Recently, Benji York joined Canonical’s Launchpad team. I asked him a little about himself and his work.
Matthew: What do you do on the Launchpad team?
Benji: I work on the Foundations team. Right now I’m concentrating on the web service APIs and improving the OpenID integration.
Matthew: Can we see something that you’ve worked on?
Benji: There’s not much to see yet. Most of my changes thus far have been bug fixes or purely internal.
Matthew: Where do you work?
Benji: I work from my home in Virginia, USA.
Matthew: What can you see from your office window?
Benji: Just the shrubs that border my lawn. Once the weather cools off a bit I want to try working from the wifi-covered park/beach near my house.
Matthew: What did you do before working at Canonical?
Benji: I worked at Zope Corporation for about 6 years, most of that time as the team lead for their main product. Before that I worked in the automotive industry, mostly writing supply chain and manufacturing software.
Matthew: How did you get into free software?
Benji: I think the first piece of open source software I used to any degree was Python 1.5. Since then open source software has slowly taken over almost every niche of my computing world.
Matthew: What’s more important? Principle or pragmatism?
Benji: Pragmatism. If a thing doesn’t do what it needs to do, it’s not worth much.
However, I believe that principles are there to help us be pragmatic in a scope larger than the immediate moment. It’s not pragmatic in the long term to skimp on good design or testing just to get something out the door.

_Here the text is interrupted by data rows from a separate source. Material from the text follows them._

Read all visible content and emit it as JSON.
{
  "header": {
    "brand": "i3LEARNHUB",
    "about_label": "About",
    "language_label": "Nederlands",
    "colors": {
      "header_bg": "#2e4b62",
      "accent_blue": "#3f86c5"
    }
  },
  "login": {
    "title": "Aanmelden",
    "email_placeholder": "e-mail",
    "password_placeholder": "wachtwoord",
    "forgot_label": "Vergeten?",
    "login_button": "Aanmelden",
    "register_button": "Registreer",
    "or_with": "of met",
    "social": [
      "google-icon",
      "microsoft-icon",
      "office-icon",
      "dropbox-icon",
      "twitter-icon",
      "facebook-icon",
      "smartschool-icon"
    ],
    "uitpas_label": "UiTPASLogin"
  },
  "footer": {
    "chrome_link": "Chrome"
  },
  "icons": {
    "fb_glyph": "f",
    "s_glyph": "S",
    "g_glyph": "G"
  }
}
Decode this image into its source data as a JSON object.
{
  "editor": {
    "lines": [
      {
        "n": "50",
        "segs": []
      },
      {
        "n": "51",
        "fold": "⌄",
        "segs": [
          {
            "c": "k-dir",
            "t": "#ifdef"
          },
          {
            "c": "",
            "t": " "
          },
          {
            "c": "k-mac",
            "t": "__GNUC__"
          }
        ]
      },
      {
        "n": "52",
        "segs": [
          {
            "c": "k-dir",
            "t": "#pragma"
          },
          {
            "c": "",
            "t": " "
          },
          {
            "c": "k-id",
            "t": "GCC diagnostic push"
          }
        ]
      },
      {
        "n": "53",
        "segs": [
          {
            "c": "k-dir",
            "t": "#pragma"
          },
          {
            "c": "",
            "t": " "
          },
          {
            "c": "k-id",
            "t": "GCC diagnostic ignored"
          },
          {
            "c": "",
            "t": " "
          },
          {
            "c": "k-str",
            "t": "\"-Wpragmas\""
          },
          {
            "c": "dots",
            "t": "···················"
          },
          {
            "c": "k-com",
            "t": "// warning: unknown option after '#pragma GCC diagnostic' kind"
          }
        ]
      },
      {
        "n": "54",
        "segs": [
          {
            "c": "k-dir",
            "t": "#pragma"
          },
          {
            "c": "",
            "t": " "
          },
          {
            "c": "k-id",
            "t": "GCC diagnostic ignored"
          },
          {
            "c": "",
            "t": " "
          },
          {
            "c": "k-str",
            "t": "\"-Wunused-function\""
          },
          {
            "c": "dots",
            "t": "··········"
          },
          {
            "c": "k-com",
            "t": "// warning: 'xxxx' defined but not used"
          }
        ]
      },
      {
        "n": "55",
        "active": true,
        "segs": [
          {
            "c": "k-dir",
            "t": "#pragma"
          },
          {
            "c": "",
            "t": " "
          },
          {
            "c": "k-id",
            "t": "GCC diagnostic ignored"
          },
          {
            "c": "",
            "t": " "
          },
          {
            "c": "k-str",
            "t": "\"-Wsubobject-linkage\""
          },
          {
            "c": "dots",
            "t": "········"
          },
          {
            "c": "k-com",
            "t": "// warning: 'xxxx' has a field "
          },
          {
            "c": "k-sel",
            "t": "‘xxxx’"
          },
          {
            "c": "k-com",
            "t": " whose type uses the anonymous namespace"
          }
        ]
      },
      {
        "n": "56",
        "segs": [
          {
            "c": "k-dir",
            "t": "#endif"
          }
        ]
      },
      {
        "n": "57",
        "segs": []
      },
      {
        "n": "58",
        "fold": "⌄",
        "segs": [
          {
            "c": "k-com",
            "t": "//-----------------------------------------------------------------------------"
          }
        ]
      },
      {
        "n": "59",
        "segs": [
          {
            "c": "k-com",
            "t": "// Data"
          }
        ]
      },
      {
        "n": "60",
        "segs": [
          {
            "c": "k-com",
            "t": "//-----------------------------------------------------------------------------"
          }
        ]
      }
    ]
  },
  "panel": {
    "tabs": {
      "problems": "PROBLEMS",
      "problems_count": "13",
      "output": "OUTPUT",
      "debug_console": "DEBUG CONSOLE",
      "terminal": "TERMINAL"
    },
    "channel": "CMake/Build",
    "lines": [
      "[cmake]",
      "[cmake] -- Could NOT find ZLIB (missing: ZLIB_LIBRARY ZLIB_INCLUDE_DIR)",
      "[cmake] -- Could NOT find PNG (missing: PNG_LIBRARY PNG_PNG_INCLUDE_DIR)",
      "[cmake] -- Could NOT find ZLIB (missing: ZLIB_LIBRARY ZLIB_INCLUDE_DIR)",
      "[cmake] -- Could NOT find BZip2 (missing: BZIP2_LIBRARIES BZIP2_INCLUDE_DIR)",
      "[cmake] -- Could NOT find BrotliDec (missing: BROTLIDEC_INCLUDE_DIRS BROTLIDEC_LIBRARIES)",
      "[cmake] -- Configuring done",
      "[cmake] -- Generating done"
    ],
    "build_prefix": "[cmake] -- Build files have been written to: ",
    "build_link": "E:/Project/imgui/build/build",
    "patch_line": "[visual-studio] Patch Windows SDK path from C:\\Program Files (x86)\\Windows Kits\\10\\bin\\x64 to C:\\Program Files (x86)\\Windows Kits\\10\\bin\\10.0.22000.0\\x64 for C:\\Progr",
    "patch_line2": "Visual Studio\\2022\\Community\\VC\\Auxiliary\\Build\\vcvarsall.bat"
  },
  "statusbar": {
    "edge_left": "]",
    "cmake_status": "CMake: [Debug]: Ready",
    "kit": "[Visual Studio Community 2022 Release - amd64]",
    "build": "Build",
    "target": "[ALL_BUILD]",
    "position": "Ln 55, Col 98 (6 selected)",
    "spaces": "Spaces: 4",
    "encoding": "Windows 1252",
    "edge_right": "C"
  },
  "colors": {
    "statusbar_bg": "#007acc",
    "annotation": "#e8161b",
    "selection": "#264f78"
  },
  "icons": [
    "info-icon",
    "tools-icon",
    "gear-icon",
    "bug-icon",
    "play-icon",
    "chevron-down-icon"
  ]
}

Any good principal is grounded in pragmatism.
Matthew: Do you/have you contribute(d) to any free software projects?
Benji: When I was in college the console (NES, SNES, Genesis, etc.) emulation scene exploded and I had a side project that let people connect console controllers to their PC. I was approached by one of the Linux input device guys about contributing some of that code. That was my first open source contribution.
Since then I’ve made large and small contributions to dozens of open source projects. Most of those have been in the Zope ecosystem.
Lately I’ve put most of my open source hacking time into Manuel, a system for writing better tested documentation and better documented tests — it’s sort of a spiritual successor to Python’s doctest.
Matthew: Tell us something really cool about Launchpad that not enough people know about.
Benji: I’m sure most readers of this blog will know, but I didn’t know that the Launchpad and Bazaar integration is as nice as it is. Being able to branch from LP, make changes, mark the branch as fixing a particular bug, push the branch to LP, view the diffs online and then generate a merge proposal that will be automatically emailed to reviewers is very convenient.
Matthew: Is there anything in particular that you want to change in Launchpad?
Benji: I’m not familiar enough with LP yet to have strong feelings about changing it. Give it a few months and I’ll be plenty opinionated.